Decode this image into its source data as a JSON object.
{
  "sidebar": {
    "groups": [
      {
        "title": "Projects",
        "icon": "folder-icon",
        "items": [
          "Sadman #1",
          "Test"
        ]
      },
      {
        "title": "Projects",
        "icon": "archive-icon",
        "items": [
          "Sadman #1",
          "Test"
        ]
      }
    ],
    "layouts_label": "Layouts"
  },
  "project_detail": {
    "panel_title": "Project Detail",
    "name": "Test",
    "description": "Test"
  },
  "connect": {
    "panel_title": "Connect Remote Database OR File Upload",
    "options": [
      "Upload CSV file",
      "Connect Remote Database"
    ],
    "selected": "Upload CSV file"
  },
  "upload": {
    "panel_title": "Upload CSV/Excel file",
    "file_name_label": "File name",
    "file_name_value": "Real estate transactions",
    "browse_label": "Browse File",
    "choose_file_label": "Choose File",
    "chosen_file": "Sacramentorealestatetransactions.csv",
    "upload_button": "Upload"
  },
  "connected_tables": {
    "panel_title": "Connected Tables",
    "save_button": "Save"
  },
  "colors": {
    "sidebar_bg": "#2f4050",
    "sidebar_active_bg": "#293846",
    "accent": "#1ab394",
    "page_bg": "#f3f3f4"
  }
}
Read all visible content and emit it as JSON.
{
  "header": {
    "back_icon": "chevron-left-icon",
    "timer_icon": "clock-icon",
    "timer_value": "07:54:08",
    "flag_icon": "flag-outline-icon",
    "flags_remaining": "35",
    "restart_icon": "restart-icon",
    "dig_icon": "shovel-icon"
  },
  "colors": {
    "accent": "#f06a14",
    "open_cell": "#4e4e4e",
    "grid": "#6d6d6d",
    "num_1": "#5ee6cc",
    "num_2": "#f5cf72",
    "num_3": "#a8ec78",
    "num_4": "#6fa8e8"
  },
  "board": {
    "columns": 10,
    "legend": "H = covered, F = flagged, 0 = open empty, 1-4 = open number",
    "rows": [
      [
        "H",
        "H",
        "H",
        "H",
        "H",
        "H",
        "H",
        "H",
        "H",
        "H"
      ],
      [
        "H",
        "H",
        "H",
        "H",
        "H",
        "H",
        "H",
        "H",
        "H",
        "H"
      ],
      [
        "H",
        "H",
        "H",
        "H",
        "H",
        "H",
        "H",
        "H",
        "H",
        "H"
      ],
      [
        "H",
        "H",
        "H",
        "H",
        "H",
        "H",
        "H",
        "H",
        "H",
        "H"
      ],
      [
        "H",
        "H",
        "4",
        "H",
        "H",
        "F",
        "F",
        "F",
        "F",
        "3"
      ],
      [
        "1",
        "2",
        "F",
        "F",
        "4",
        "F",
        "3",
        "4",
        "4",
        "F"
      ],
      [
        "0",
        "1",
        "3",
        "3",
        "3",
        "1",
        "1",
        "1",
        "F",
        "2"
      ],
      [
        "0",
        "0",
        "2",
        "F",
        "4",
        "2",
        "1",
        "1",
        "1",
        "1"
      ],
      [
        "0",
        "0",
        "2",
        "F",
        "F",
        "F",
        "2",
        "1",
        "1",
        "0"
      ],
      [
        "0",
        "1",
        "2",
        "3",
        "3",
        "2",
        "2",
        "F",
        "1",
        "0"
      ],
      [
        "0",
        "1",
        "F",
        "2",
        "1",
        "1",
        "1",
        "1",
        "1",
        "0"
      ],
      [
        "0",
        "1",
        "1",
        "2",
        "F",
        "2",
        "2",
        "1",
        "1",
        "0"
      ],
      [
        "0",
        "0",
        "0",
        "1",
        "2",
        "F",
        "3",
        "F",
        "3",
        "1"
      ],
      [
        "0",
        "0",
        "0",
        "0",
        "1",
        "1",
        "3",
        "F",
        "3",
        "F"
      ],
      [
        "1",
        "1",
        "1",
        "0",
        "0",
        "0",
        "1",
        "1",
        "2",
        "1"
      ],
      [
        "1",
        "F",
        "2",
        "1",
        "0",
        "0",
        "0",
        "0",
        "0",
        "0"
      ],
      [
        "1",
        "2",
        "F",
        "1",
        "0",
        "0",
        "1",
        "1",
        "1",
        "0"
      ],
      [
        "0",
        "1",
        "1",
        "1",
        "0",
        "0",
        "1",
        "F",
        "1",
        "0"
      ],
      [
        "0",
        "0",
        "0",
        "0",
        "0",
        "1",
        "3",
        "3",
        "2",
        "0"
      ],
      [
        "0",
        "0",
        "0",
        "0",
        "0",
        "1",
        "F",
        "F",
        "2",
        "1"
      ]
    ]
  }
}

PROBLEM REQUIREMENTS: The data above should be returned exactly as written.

TASK ANSWER:
Decode this image into its source data as a JSON object.
{
  "sidebar": {
    "groups": [
      {
        "title": "Projects",
        "icon": "folder-icon",
        "items": [
          "Sadman #1",
          "Test"
        ]
      },
      {
        "title": "Projects",
        "icon": "archive-icon",
        "items": [
          "Sadman #1",
          "Test"
        ]
      }
    ],
    "layouts_label": "Layouts"
  },
  "project_detail": {
    "panel_title": "Project Detail",
    "name": "Test",
    "description": "Test"
  },
  "connect": {
    "panel_title": "Connect Remote Database OR File Upload",
    "options": [
      "Upload CSV file",
      "Connect Remote Database"
    ],
    "selected": "Upload CSV file"
  },
  "upload": {
    "panel_title": "Upload CSV/Excel file",
    "file_name_label": "File name",
    "file_name_value": "Real estate transactions",
    "browse_label": "Browse File",
    "choose_file_label": "Choose File",
    "chosen_file": "Sacramentorealestatetransactions.csv",
    "upload_button": "Upload"
  },
  "connected_tables": {
    "panel_title": "Connected Tables",
    "save_button": "Save"
  },
  "colors": {
    "sidebar_bg": "#2f4050",
    "sidebar_active_bg": "#293846",
    "accent": "#1ab394",
    "page_bg": "#f3f3f4"
  }
}
Read all visible content and emit it as JSON.
{
  "header": {
    "back_icon": "chevron-left-icon",
    "timer_icon": "clock-icon",
    "timer_value": "07:54:08",
    "flag_icon": "flag-outline-icon",
    "flags_remaining": "35",
    "restart_icon": "restart-icon",
    "dig_icon": "shovel-icon"
  },
  "colors": {
    "accent": "#f06a14",
    "open_cell": "#4e4e4e",
    "grid": "#6d6d6d",
    "num_1": "#5ee6cc",
    "num_2": "#f5cf72",
    "num_3": "#a8ec78",
    "num_4": "#6fa8e8"
  },
  "board": {
    "columns": 10,
    "legend": "H = covered, F = flagged, 0 = open empty, 1-4 = open number",
    "rows": [
      [
        "H",
        "H",
        "H",
        "H",
        "H",
        "H",
        "H",
        "H",
        "H",
        "H"
      ],
      [
        "H",
        "H",
        "H",
        "H",
        "H",
        "H",
        "H",
        "H",
        "H",
        "H"
      ],
      [
        "H",
        "H",
        "H",
        "H",
        "H",
        "H",
        "H",
        "H",
        "H",
        "H"
      ],
      [
        "H",
        "H",
        "H",
        "H",
        "H",
        "H",
        "H",
        "H",
        "H",
        "H"
      ],
      [
        "H",
        "H",
        "4",
        "H",
        "H",
        "F",
        "F",
        "F",
        "F",
        "3"
      ],
      [
        "1",
        "2",
        "F",
        "F",
        "4",
        "F",
        "3",
        "4",
        "4",
        "F"
      ],
      [
        "0",
        "1",
        "3",
        "3",
        "3",
        "1",
        "1",
        "1",
        "F",
        "2"
      ],
      [
        "0",
        "0",
        "2",
        "F",
        "4",
        "2",
        "1",
        "1",
        "1",
        "1"
      ],
      [
        "0",
        "0",
        "2",
        "F",
        "F",
        "F",
        "2",
        "1",
        "1",
        "0"
      ],
      [
        "0",
        "1",
        "2",
        "3",
        "3",
        "2",
        "2",
        "F",
        "1",
        "0"
      ],
      [
        "0",
        "1",
        "F",
        "2",
        "1",
        "1",
        "1",
        "1",
        "1",
        "0"
      ],
      [
        "0",
        "1",
        "1",
        "2",
        "F",
        "2",
        "2",
        "1",
        "1",
        "0"
      ],
      [
        "0",
        "0",
        "0",
        "1",
        "2",
        "F",
        "3",
        "F",
        "3",
        "1"
      ],
      [
        "0",
        "0",
        "0",
        "0",
        "1",
        "1",
        "3",
        "F",
        "3",
        "F"
      ],
      [
        "1",
        "1",
        "1",
        "0",
        "0",
        "0",
        "1",
        "1",
        "2",
        "1"
      ],
      [
        "1",
        "F",
        "2",
        "1",
        "0",
        "0",
        "0",
        "0",
        "0",
        "0"
      ],
      [
        "1",
        "2",
        "F",
        "1",
        "0",
        "0",
        "1",
        "1",
        "1",
        "0"
      ],
      [
        "0",
        "1",
        "1",
        "1",
        "0",
        "0",
        "1",
        "F",
        "1",
        "0"
      ],
      [
        "0",
        "0",
        "0",
        "0",
        "0",
        "1",
        "3",
        "3",
        "2",
        "0"
      ],
      [
        "0",
        "0",
        "0",
        "0",
        "0",
        "1",
        "F",
        "F",
        "2",
        "1"
      ]
    ]
  }
}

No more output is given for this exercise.